Amber explained how everything went pretty well so I don’t have much to add except that including any comments from a blog is a rather interesting point for consideration which i’ll save for a future ramble.

So dust off your ebook reader (oh no he didn’t!) and enjoy the best of Amber Thomas.

Hello World: travels in virtuality – the ebook

At the weekend I wrapped up a project turning ‘Hello World: travels in virtuality ‘ by Sue Thomas into both Kindle and epub files.

The book was originally released in dead-tree’s format back in 2004 and digital publishing has allowed us to breath a new lease of life into the book and be easily available to the world!

If you want to hear more about how I made the book let me know and i’ll write something but you can just as easily read Ahab! by Craig Mod which covers all the ground and points you to a helpful sample project.  One of the key resources in Craig’s article is to the Kindle previewer which will display the ebook file in all generations of Kindle, saving you having to purchase all of the devices. My top tip is to start with the newest versions and work back until you get bored.

The Kindle version is now available to purchase for only £2.05.

04 Publishing jargon

On my ebook publishing journey I have begun to stumble across processes, stages and phrases that use traditional print terminology. I will note them here for my own sanity and maybe that of others as I figure where it makes sense we should use existing and established phrases.

  • Galley proof – used to describe review copies of a print book
  • Uncorrected proof – commonly used in place of ‘galley proof’ for digital books
  • Name of punctuation and general typography – a list down the right of key technical terms…. a tilde is not a squiggle!

Force Kindle to display frontmatter first

When you first load a kindle file it may start on any number of pages as set by the book designer. I am not sure if an ebook should start on the cover as this is visible in the library.

Anyway, a problem I had today was that my book kept starting on the first chapter and bypassing the frontmatter, foreword and introduction.

After various wimperings on the #eprdctn hashtag I stumbled across the solution and am documenting it before I forget.

To control/force the kindle to start on your page of choice you need to do the following it seems:

  1. open content.opf
  2. scroll to the GUIDE section
  3. You only need three items in here – i originally had all chapters but reading around seems to say this is pointless: cover, toc, and your chosen first page as references.
  4. Change/add a reference for your chosen page to <reference type=”text” href=”frontmatter.html”/></reference>
  5. Done

Setting the reference to type fixed the problem.
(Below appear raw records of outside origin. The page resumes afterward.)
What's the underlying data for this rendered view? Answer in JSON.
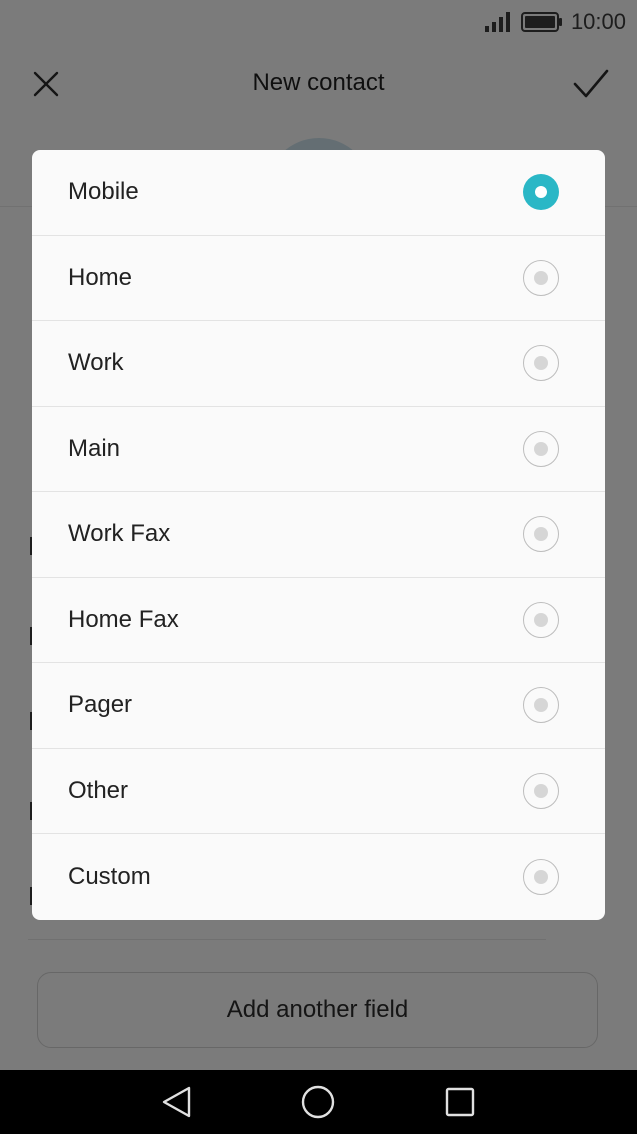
{
  "status_bar": {
    "time": "10:00",
    "signal_icon": "signal-icon",
    "battery_icon": "battery-icon"
  },
  "header": {
    "title": "New contact",
    "close_icon": "close-icon",
    "confirm_icon": "check-icon"
  },
  "background": {
    "add_field_label": "Add another field"
  },
  "dialog": {
    "selected": "Mobile",
    "options": [
      {
        "label": "Mobile",
        "selected": true
      },
      {
        "label": "Home",
        "selected": false
      },
      {
        "label": "Work",
        "selected": false
      },
      {
        "label": "Main",
        "selected": false
      },
      {
        "label": "Work Fax",
        "selected": false
      },
      {
        "label": "Home Fax",
        "selected": false
      },
      {
        "label": "Pager",
        "selected": false
      },
      {
        "label": "Other",
        "selected": false
      },
      {
        "label": "Custom",
        "selected": false
      }
    ]
  },
  "nav_bar": {
    "back_icon": "back-icon",
    "home_icon": "home-icon",
    "recents_icon": "recents-icon"
  },
  "colors": {
    "accent": "#2ab7c6",
    "scrim": "#000000"
  }
}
I had read that you need to use “start” but that seemed to be where I failed.

It is interesting to think about what page should be first, would a reader care about frontmatter or just the author and publisher?…. a post for the future me thinks.

Thanks to Tom for leading me to the correct path.